Experts’ warnings about the Obamacare website’s complete lack of security apparently have been justified. The website reportedly gave at least three unknown individuals access to a woman’s Social Security number, address and other data that could be used for identity theft.
Customer service operators at Healthcare.gov’s 1-800 number told Lisa Martinson about the unauthorized access when she called in to change her password, St. Louis TV station Channel 4 reported. When Martinson asked for her information to be removed from the site she was told it would take five days.
“If you’re signing up on healthcare.gov your information could be accessed by complete strangers,” Steve Savard an anchor at Channel 4 told viewers. Savard also said that the Department of Health and Human Services told him that it was taking the necessary steps to address Martinson’s concerns but didn’t say what those steps were.
“I just want my information that’s on there right now to be gone – right now – and nobody can do that,” Martinson said.
Martinson’s case is just the latest security breach at an Obamacare health insurance exchange. As previously reported by Off The Grid News, Social Security numbers and other data about 2,400 insurance agents working with the Minnesota Obamacare health insurance exchange were accidently emailed to an insurance broker in September.
McAfee Founder: Healthcare.gov is full of holes
These incidents apparently validate the claims of online security experts who have examined healthcare.gov and pronounced it unsafe.
“It’s so full of holes that hackers are licking their chops,” John McAfee, the founder of the antivirus company McAfee Inc., said of Healthcare.gov. That was one of several allegations about Healthcare.gov McAfee made to Fox News. The allegations include:
- The Federal Information Security Management Act of 2002 gives any federal intelligence or law enforcement agency including the NSA and the FBI the authority to access healthcare.gov data without a warrant or a court order. “We’re all going to be monitored by every agency of the government,” McAfee said of healthcare.gov.
- Source code for healthcare.gov apparently contained language that said users had no reasonable expectation of privacy. That was removed after journalists pointed it out to Health and Human Services Secretary Kathleen Sebelius.
- McAfee also predicted that people will have their money stolen because of the holes in healthcare.gov.
“Their bank accounts are going to be emptied not just by hackers but by the exchanges themselves because there are no controls,” McAfee said, “there are no security points that can guarantee the security of our data.”
Grave Concerns in the Security
McAfee’s concerns were echoed by Paul Oster, CEO of Better Qualified, a company that specializes in identity theft resolution.
“No it’s not safe,” Oster said in a Fox Business News segment. “You have identity thieves, very tech savvy people that have gotten their hands on the source code, the programming, the reverse engineering.”
Oster’s concerns were even more troubling than McAfee’s. His charges against healthcare.gov included:
- ICCS, the international governing body for cyber security, refused to certify healthcare.gov a secure site because it didn’t meet cyber security standards. “They launched that site knowing that there were grave concerns in the security,” Oster said.
- When it was launched Healthcare.gov didn’t comply with the federal government’s rules for online security.
- An Obama administration memo obtained by Congress indicates that the administration exempted healthcare.gov from the normal cyber security procedures for federal websites.
- One of the main concerns Oster had about Healthcare.gov is that it redirects users to other websites without having them pass through additional layers of security.
It should be noted here McAfee and Oster were discussing healthcare.gov.
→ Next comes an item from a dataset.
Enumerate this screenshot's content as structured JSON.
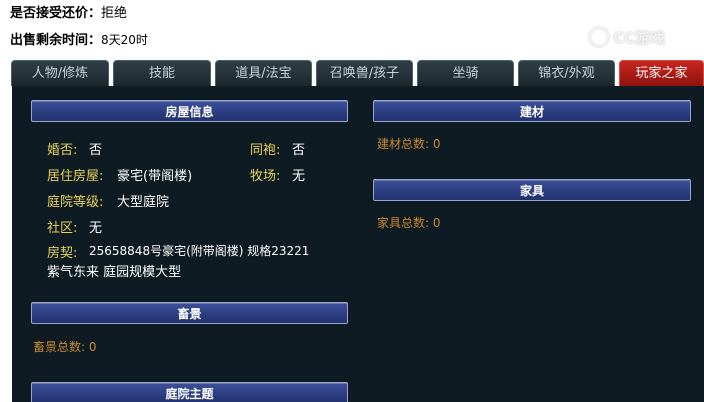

Healthcare.gov functions as the Obamcare exchange for states that are not operating their own exchanges such as Missouri. The two were not discussing security at the state exchanges.
John McAfee said that there is no way to fix the holes in the security at healthcare.gov.
“From a security standpoint you cannot fix these holes without completely redoing the architecture and that means throw the thing out and start over,” McAfee said.
McAfee predicted that the administration will make a cosmetic fix of healthcare.gov that will look good but the site will still be filled with holes. He also predicted there will be more problems as more and more people use the site.